The malware-infected files are gone. So you only have to deal with issues that are less pressing and most likely not related to malware but still cause a flaw on your website.

In this instance, the WordPress version is out of date (9). WordFence warns about it because outdated WP versions can contain severe security issues. Additionally, WordFence tells you about plugin and theme versions being out of date (10).

4. Other Things To Do After Cleaning Your WordPress Website

It's quite disgusting to find malware on your website, but be reassured that it's something you can fix. After you clean your site and get the malware gone, you can follow a few simple steps to strenghten your defenses.

  • Change all your passwords. You probably don’t know how the malware got there. But it’s possible and likely that your admin and user passwords were compromised in some way. So you need to change them all. You can use this plugin, and it will notify everyone at their registered email.
  • Enable Two-Factor Authentication (2FA). By having 2FA enabled on your site, it means that even if a password is compromised, the attacker will unlikely be able to get further into your site. This step is becoming mandatory as attacks on WordPress sites increase.
  • Audit Your Registered Users. Just to be safe, check the users on your site who have permission to edit files and permissions. If an attacker got inside your site and made their own user, 2FA and changing passwords will happen for them, too. So check to see if you have a mole and root them out. And by rooting them out, we mean to delete that user and purge them from your database.
  • Backup Your Site. Now that you are certain your website is clean, back it up. That way, you have a solid, sterile foundation to start from if anyone goes bananas again.
  • Run Regular Malware Scans. Hopefully, you will keep WordFence or whatever security plugin you use installed. Set it to automatically scan your site and to email the results to you. The free version of WordFence will do this for you.

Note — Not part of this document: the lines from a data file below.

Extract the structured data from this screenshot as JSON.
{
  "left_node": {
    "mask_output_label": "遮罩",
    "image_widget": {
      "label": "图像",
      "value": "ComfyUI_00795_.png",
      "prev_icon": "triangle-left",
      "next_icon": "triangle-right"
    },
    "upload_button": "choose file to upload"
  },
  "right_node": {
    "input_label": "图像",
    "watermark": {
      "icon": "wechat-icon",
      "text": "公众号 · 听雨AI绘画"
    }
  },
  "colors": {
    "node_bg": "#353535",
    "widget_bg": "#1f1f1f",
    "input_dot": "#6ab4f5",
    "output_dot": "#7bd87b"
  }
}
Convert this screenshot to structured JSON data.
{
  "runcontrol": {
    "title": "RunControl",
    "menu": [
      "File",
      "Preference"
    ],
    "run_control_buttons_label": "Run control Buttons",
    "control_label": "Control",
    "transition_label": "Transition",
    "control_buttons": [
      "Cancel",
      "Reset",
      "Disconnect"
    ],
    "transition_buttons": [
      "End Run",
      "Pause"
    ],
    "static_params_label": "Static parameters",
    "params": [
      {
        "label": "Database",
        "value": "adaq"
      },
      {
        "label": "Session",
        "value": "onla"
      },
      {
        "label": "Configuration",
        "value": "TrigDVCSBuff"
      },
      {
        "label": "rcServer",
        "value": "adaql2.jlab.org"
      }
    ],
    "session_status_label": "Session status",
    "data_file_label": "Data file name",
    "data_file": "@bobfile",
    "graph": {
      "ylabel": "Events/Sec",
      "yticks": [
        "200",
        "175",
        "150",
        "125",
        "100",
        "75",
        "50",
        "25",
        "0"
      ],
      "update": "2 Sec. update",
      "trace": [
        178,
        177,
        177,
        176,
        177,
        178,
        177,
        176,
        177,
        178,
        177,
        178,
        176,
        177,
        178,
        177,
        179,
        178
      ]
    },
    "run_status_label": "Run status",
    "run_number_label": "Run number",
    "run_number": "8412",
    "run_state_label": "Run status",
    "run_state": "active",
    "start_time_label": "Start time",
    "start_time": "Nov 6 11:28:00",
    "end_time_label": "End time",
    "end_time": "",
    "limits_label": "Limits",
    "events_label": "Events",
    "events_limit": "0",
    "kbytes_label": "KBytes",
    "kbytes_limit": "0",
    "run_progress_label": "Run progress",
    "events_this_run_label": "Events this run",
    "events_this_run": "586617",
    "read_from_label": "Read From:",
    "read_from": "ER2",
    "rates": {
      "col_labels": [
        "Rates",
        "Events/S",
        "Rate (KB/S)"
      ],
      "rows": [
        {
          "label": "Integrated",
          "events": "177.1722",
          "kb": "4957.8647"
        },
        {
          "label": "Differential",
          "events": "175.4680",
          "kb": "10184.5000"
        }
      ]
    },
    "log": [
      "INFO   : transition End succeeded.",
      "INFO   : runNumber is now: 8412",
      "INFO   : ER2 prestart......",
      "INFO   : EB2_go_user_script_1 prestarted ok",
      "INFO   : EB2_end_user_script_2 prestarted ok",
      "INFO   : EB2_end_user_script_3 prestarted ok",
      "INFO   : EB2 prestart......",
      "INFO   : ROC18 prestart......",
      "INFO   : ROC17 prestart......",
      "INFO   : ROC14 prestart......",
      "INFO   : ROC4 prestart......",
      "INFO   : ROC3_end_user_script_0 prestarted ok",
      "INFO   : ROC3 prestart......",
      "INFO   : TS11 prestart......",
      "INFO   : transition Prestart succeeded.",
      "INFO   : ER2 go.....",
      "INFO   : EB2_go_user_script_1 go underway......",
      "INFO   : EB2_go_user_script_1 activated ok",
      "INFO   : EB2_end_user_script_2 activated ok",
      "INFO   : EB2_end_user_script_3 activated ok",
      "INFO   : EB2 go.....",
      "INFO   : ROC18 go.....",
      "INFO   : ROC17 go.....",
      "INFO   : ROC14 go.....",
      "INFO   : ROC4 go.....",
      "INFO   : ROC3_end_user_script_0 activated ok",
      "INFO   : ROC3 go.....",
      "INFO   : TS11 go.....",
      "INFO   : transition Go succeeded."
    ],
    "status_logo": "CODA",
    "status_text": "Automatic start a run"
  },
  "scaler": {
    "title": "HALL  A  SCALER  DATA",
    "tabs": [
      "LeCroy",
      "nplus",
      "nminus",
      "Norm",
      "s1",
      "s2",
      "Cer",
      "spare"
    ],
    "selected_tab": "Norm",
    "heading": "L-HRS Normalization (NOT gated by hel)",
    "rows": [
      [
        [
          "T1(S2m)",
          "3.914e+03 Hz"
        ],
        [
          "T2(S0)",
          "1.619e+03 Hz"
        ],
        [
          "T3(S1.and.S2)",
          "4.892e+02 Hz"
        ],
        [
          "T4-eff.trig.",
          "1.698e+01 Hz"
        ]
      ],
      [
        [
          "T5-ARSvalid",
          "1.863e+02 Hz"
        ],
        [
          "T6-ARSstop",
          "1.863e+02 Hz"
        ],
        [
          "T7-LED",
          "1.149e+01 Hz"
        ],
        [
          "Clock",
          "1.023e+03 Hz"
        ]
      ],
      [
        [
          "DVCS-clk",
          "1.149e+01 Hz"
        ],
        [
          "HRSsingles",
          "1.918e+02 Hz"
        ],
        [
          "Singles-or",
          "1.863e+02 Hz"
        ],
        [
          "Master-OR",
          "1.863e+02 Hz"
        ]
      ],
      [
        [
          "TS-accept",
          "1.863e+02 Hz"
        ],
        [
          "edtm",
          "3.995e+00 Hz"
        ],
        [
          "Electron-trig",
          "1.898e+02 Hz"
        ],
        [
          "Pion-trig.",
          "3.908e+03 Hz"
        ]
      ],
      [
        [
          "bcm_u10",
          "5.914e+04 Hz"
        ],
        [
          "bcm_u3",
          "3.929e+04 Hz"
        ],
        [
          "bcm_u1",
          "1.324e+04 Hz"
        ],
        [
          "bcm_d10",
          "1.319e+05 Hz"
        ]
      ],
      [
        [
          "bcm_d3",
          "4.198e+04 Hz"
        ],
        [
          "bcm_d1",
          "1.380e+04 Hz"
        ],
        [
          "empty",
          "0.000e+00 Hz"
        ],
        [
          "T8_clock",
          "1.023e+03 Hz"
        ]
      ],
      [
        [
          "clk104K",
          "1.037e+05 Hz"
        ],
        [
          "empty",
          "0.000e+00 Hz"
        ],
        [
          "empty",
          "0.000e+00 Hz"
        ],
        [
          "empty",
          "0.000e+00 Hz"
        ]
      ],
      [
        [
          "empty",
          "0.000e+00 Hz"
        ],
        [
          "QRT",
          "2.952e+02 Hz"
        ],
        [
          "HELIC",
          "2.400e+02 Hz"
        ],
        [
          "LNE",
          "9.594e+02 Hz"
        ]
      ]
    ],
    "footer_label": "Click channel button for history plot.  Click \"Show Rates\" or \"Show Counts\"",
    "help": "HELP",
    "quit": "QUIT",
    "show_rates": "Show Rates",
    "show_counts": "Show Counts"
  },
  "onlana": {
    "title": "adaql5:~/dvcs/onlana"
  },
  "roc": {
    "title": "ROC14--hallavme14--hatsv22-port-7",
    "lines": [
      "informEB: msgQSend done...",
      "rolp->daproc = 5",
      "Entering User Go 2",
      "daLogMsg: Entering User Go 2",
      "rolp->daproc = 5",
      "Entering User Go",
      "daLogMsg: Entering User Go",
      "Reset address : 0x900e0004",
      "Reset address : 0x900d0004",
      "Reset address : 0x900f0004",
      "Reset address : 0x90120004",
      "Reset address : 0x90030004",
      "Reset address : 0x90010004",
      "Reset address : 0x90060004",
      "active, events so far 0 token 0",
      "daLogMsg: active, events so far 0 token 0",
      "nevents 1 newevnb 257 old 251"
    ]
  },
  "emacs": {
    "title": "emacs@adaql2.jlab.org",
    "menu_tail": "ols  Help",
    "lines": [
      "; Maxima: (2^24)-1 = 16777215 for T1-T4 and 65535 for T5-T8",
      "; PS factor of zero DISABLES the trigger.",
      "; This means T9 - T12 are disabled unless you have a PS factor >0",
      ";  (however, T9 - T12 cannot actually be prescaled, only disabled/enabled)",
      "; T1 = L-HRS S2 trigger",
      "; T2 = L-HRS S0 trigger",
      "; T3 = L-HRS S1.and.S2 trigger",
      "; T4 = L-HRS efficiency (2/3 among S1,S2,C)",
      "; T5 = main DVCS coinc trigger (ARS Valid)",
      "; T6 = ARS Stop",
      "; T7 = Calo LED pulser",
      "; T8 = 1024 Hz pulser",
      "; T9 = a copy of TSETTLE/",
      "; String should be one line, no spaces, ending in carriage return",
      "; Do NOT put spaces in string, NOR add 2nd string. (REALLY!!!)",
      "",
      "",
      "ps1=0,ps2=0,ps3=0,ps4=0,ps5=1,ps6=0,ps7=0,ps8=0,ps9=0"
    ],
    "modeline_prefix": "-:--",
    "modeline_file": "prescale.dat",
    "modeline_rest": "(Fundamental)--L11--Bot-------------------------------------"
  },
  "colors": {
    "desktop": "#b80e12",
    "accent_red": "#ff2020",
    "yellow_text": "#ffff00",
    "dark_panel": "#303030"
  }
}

Final Note On Scanning WordPress For Malware

All these attacks (malware, hacking, viruses, brute force), are maybe scary, but you can deal with them. By following strict measures on your website, you can put enough defenses to prevent them from entering your safe haven you took time to build. While it's not necessarily mandatory, you're highly encouraged to perform :

  • Frequent Scans
  • Frequent Backup
  • Secure Your Authentication (2FA)
  • Update Your System (Core, Plugins & Themes)

Surely doing that doesn't take you completely away from attackers, but that strongly makes the work very hard for them. Good luck.